That photo opportunity came as part of the tours that the students provided.
When the class of 1968 graduated, it wasn’t from the current high school building, but rather one that had been demolished to build it. The Thurston Middle School, however, predates both of those buildings, and most of the reunion attendees had gone to school there. That’s why the alumni wanted to tour both the current high school and their old middle school.
“I had too many kids sign up,” she said. “It was amazing, but surprising, to get that response.”
With the two different schools on the tour, Patton said the current students played two different roles. On the Thurston tour, everyone could talk about shared experiences in that building, despite being about 50 years apart. But once the tour moved into the current high school, the students became the experts.

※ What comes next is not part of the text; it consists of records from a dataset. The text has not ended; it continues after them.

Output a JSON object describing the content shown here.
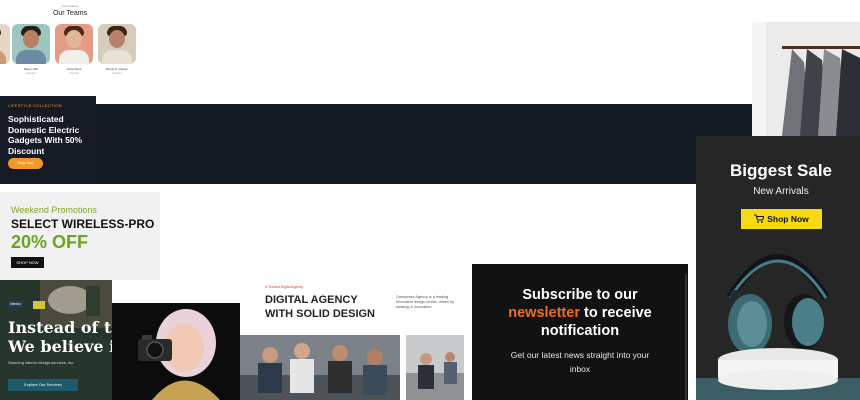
{
  "team_card": {
    "subtitle": "Our Leaders",
    "title": "Our Teams",
    "members": [
      {
        "name": "Rayan Tan",
        "role": "Founder"
      },
      {
        "name": "Anna Sons",
        "role": "Founder"
      },
      {
        "name": "Brody K. Hunter",
        "role": "Founder"
      }
    ]
  },
  "lifestyle_banner": {
    "tag": "LIFESTYLE COLLECTION",
    "title": "Sophisticated Domestic Electric Gadgets With 50% Discount",
    "button": "Shop Now",
    "accent": "#f19a2a"
  },
  "wireless_banner": {
    "tag": "Weekend Promotions",
    "title": "SELECT WIRELESS-PRO",
    "offer": "20% OFF",
    "button": "SHOP NOW",
    "accent": "#6aa521"
  },
  "interior_banner": {
    "tag": "Interior",
    "headline_1": "Instead of th",
    "headline_2": "We believe i",
    "body": "Stunning interior design services, wo",
    "button": "Explore Our Services"
  },
  "agency_banner": {
    "tag": "A Trusted Digital Agency",
    "headline_1": "DIGITAL AGENCY",
    "headline_2": "WITH SOLID DESIGN",
    "body": "Omnipress Agency is a leading innovative design studio, driven by strategy & innovation."
  },
  "newsletter_banner": {
    "line_1": "Subscribe to our",
    "highlight": "newsletter",
    "line_2_rest": " to receive",
    "line_3": "notification",
    "body": "Get our latest news straight into your inbox",
    "accent": "#f26b1d"
  },
  "sale_banner": {
    "title": "Biggest Sale",
    "subtitle": "New Arrivals",
    "button": "Shop Now",
    "button_icon": "cart-icon",
    "accent": "#f7da12"
  }
}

“They answered questions about their time in both schools,” she said. “But once in the new building, they talked about the purposes of all the different areas.”
The reunion organizers had asked WHS principal Sean Bevan for a simple tour of the buildings. Patton noted that this presented a unique opportunity since the schools aren’t often involved in reunions.
“We wanted to do more than just open the doors to the schools,” Patton said. “We really wanted them to feel welcome.”
At the outset, the tours were intended to benefit the alumni, but in the end, Patton thinks the current students benefitted just as much. After the tours, she said students were really excited to talk about the alumni they had met.
“Some of these people are nearly 70 years old, but they all talked about their experiences. It was great,” said Patton.
With that in mind, Patton would like for this to be more than a one-time event. She hopes the alumni involved in future reunions will also want to come look at the schools and meet members of the student body.
“We had never done anything like this before, but the kids would love it if we could make it happen every year.”